Dataset excerpts section start

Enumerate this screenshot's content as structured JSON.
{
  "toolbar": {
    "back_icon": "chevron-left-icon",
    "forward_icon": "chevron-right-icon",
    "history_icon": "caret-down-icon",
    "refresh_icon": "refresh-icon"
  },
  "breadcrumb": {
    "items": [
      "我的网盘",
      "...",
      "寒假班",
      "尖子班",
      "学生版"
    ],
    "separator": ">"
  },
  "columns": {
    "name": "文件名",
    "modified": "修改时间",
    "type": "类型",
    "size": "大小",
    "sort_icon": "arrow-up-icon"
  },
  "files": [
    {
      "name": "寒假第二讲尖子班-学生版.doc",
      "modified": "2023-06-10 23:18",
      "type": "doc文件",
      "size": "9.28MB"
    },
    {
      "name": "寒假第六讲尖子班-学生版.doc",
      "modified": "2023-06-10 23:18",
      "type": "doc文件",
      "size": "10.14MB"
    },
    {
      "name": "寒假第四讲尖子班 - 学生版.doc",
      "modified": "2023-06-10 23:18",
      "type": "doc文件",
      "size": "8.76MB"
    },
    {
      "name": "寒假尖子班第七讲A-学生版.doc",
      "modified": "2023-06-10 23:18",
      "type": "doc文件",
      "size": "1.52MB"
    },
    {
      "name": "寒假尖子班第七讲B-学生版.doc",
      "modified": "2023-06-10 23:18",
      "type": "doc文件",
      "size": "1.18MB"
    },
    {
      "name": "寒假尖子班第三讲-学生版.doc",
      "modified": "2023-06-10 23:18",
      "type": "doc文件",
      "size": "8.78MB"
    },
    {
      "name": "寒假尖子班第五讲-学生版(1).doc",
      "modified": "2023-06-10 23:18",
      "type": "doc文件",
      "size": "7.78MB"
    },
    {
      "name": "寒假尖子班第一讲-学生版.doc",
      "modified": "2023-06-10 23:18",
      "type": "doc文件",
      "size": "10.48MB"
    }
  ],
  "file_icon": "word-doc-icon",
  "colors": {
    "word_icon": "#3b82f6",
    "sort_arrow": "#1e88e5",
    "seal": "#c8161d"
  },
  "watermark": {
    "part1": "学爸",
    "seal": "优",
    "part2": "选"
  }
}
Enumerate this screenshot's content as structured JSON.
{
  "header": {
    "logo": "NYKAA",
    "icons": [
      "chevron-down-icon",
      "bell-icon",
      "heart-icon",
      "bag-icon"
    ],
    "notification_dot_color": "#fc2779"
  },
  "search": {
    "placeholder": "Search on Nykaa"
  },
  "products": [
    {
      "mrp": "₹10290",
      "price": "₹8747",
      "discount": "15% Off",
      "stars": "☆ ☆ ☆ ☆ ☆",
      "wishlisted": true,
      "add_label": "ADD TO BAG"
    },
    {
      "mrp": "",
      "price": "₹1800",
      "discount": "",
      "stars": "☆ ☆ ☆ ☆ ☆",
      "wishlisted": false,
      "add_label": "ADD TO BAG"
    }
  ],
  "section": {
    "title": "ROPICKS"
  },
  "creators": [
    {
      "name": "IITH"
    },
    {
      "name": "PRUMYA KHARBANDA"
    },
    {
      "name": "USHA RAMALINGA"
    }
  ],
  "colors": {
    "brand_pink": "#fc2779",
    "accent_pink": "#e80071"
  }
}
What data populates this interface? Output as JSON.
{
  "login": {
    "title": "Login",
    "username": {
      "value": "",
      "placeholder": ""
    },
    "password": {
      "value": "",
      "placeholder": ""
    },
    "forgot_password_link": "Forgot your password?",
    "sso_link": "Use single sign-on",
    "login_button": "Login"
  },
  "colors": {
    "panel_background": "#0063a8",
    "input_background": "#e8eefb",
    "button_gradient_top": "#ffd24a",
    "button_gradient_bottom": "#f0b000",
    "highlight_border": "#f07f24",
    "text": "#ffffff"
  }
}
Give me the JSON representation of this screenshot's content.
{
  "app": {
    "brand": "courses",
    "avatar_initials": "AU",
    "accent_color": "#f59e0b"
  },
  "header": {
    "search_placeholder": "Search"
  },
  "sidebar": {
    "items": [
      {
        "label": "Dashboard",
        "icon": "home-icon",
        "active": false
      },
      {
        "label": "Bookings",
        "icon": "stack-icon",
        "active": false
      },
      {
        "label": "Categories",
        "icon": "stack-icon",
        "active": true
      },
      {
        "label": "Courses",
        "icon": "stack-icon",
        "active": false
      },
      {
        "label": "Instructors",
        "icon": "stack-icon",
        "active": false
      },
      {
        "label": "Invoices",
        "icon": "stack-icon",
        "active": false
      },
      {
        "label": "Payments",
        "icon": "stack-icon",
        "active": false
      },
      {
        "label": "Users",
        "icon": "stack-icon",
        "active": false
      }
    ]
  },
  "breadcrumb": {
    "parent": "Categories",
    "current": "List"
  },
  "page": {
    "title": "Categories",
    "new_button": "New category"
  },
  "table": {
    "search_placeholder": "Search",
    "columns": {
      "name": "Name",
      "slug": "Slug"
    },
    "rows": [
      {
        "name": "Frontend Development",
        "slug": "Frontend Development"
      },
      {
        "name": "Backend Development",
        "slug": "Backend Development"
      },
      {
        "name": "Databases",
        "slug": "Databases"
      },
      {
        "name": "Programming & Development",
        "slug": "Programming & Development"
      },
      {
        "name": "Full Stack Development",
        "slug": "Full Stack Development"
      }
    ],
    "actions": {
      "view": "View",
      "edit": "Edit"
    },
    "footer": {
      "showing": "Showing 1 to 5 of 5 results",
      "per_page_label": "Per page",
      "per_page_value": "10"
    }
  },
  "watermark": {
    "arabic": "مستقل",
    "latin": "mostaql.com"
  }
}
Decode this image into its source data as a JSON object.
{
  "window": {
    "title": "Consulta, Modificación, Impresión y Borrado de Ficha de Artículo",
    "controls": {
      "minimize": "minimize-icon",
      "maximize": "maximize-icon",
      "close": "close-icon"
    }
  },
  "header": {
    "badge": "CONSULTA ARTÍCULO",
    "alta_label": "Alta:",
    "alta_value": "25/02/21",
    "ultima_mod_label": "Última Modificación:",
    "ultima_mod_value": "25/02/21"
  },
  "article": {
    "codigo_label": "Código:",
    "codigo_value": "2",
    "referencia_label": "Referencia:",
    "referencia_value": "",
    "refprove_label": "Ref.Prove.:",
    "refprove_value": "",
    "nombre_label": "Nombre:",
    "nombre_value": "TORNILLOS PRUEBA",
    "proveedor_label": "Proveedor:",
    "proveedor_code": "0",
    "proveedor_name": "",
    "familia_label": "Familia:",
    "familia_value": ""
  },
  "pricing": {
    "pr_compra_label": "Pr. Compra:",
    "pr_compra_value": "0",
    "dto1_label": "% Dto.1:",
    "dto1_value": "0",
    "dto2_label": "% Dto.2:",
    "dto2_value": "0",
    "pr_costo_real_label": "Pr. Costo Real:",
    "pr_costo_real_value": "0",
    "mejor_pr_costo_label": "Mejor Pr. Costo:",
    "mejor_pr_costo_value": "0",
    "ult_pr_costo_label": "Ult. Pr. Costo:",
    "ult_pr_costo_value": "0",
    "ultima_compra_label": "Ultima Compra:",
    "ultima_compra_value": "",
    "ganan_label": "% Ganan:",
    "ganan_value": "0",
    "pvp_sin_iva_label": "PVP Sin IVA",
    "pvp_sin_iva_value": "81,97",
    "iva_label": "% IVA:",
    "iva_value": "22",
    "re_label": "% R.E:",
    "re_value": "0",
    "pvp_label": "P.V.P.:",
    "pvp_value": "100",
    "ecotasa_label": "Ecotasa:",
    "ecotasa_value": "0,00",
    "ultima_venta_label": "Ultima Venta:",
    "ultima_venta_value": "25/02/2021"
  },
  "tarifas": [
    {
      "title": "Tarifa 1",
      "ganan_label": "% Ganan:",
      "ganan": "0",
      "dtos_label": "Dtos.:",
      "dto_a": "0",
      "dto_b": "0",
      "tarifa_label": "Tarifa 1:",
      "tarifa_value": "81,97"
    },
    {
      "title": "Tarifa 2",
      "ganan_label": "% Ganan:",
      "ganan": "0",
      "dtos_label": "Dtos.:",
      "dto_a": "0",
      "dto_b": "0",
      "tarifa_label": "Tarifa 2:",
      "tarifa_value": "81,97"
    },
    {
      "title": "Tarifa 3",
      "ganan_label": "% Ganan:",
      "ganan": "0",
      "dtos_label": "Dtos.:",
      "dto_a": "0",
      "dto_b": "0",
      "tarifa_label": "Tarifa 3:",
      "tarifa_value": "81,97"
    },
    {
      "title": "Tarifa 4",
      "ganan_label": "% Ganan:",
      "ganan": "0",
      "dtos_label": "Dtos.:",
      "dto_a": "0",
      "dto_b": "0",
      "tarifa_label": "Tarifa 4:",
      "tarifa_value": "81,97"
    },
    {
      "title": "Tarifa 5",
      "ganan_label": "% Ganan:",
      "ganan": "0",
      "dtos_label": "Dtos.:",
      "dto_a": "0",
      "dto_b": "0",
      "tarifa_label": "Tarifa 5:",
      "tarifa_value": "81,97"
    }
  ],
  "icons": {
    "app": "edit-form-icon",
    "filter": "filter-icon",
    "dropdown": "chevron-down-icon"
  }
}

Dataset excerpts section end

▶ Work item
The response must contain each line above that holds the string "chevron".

▶ Finished task
    "back_icon": "chevron-left-icon",
    "forward_icon": "chevron-right-icon",
      "chevron-down-icon",
    "dropdown": "chevron-down-icon"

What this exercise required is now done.